For those who like to eat on the wild side, one should become well acquainted with a plethora of wild greens such as black mustard, dock, chickweed, henbit, lambs quarters and pokeweed. The latter, better known simply as poke, is a favorite spring green here in the Ozarks.
The fresh, young leaves are gathered in spring soon after they emerge and are gently simmered in two changes of water until tender. The finished product resembles cooked spinach, but the texture is incomparably creamy and the flavor is richly reminiscent of asparagus. This quaint country dish was once known as poke salat, which is slang. It is so good that, at our house, this leafy perennial ranks right up there with other high-caliber spring edibles.
Know Your Poke

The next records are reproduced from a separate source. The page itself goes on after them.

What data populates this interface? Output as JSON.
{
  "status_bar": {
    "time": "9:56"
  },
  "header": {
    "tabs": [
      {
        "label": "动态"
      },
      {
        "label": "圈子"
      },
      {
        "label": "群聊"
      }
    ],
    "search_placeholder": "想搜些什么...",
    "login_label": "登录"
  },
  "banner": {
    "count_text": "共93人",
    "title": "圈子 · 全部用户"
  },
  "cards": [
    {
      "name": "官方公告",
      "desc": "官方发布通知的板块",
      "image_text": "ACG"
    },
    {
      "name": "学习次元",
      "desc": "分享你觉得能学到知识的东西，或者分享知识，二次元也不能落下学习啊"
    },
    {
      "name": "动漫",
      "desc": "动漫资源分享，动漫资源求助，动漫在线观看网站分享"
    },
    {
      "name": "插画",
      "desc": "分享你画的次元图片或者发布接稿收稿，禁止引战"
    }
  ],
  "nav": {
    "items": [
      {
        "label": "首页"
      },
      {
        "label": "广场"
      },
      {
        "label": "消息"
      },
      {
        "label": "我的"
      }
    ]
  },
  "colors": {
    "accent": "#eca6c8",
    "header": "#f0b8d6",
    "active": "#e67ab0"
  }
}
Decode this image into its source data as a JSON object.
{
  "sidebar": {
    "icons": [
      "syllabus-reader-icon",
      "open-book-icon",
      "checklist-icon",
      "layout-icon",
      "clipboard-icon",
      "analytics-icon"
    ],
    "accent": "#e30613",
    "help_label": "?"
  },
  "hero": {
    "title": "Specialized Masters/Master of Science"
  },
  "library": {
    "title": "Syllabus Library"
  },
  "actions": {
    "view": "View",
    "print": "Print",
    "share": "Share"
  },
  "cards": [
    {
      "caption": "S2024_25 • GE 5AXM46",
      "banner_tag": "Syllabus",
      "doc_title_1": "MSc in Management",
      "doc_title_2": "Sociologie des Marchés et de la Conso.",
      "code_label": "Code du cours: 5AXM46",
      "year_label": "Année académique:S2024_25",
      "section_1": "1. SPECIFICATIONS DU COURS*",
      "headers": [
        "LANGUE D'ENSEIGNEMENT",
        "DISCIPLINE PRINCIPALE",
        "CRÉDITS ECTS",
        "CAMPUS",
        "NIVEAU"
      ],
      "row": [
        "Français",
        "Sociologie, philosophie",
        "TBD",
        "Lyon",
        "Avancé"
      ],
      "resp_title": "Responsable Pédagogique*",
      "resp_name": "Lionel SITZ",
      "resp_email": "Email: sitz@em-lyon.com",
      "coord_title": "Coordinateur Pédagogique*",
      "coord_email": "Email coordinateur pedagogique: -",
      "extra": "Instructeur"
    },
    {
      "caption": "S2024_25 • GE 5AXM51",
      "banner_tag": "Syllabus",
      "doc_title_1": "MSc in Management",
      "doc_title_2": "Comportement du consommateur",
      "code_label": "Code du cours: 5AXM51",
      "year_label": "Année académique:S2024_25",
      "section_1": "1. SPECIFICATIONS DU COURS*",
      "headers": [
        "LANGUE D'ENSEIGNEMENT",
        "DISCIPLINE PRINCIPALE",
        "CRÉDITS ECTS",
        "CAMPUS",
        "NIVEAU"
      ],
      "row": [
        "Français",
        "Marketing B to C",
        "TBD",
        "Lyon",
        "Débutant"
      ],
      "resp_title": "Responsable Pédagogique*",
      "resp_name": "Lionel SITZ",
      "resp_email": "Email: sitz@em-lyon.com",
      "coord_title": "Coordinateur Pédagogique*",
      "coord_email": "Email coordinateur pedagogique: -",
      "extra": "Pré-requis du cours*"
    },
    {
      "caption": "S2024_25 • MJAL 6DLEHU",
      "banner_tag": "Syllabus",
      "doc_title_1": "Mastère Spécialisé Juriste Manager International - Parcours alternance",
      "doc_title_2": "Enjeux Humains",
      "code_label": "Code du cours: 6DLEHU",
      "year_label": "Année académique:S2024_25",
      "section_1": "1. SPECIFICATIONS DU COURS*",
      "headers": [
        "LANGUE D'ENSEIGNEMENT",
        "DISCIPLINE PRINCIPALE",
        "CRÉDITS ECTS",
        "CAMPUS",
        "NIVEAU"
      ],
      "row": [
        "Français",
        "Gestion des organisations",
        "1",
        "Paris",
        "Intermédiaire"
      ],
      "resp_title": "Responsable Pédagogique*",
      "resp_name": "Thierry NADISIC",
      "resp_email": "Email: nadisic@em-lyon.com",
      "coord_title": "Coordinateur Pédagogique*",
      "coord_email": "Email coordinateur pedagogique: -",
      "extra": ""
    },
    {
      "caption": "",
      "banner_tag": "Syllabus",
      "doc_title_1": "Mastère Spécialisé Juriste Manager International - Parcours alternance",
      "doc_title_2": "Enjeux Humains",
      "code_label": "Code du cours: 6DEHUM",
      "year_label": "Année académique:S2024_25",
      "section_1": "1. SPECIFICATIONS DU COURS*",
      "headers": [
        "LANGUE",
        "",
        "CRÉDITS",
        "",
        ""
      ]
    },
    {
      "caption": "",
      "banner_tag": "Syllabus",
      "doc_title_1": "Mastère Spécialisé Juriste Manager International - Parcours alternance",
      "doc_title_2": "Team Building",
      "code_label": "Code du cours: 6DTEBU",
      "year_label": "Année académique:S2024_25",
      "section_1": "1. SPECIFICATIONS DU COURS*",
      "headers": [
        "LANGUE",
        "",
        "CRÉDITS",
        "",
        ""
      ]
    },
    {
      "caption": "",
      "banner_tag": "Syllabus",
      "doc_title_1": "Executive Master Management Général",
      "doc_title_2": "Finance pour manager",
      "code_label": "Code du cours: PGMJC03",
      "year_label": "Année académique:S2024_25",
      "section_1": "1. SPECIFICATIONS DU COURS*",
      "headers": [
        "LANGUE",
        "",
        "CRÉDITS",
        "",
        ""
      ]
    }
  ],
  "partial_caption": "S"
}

Pokeweed belongs to the Phytolaccaceae family, which contains 16 genera and hundreds of species. Some of these species have colorful and descriptive names such as Inkberry, Redweed and Red Ink Plant, to name a few. Continue Reading →